### Task prompt
Find the string "heading" in the records. Copy every line it appears in.

Recorded information Block Start

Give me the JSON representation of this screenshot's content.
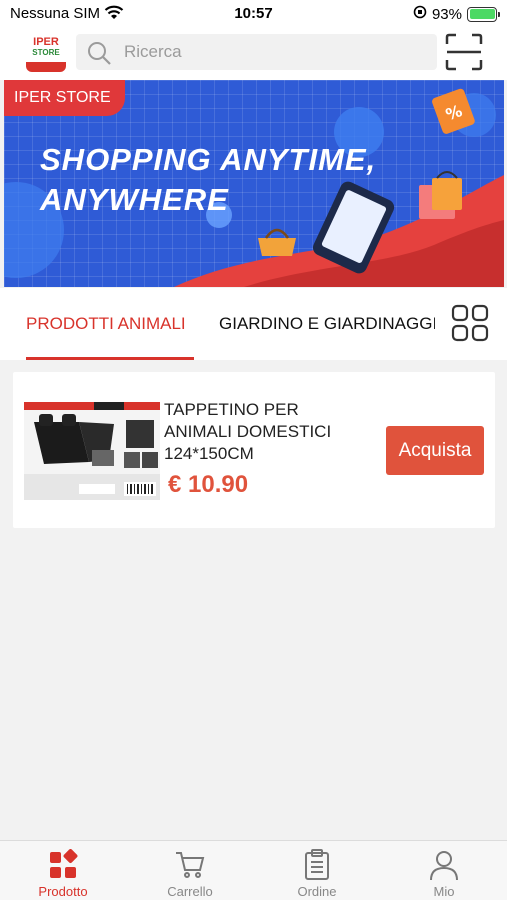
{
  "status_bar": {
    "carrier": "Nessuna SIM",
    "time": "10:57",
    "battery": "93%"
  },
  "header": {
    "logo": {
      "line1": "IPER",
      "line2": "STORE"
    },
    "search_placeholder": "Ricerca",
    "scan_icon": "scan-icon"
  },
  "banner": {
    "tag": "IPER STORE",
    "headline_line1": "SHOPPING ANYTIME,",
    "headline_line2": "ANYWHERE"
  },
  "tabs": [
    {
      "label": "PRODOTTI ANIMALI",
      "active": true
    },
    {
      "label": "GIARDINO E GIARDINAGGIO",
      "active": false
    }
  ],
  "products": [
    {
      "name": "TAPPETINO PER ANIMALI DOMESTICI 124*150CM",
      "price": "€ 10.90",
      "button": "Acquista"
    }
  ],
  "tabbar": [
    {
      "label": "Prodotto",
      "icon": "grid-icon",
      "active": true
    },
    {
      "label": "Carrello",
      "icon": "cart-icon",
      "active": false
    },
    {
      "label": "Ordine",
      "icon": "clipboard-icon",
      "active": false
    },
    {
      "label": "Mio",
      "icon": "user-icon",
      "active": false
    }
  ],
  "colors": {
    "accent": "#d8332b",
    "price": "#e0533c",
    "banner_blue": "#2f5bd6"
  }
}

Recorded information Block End
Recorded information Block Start

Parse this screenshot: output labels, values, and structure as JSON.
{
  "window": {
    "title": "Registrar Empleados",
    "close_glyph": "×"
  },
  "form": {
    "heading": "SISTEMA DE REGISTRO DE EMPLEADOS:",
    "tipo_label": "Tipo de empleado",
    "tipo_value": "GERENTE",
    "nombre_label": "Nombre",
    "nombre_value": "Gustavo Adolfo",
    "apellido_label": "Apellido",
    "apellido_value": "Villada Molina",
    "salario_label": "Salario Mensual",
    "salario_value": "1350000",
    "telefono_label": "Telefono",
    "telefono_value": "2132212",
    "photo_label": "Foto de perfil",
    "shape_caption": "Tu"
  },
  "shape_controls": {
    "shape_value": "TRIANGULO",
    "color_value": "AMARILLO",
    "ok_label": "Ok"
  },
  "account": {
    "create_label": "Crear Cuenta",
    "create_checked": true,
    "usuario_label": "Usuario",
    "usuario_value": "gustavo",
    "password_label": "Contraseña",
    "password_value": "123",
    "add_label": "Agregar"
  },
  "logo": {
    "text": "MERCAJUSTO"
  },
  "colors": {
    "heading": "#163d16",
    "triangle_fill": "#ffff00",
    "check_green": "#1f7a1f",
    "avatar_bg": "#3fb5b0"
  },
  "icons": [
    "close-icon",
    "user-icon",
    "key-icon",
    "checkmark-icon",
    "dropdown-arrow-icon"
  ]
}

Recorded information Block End

### Completed exercise
    "heading": "SISTEMA DE REGISTRO DE EMPLEADOS:",
    "heading": "#163d16",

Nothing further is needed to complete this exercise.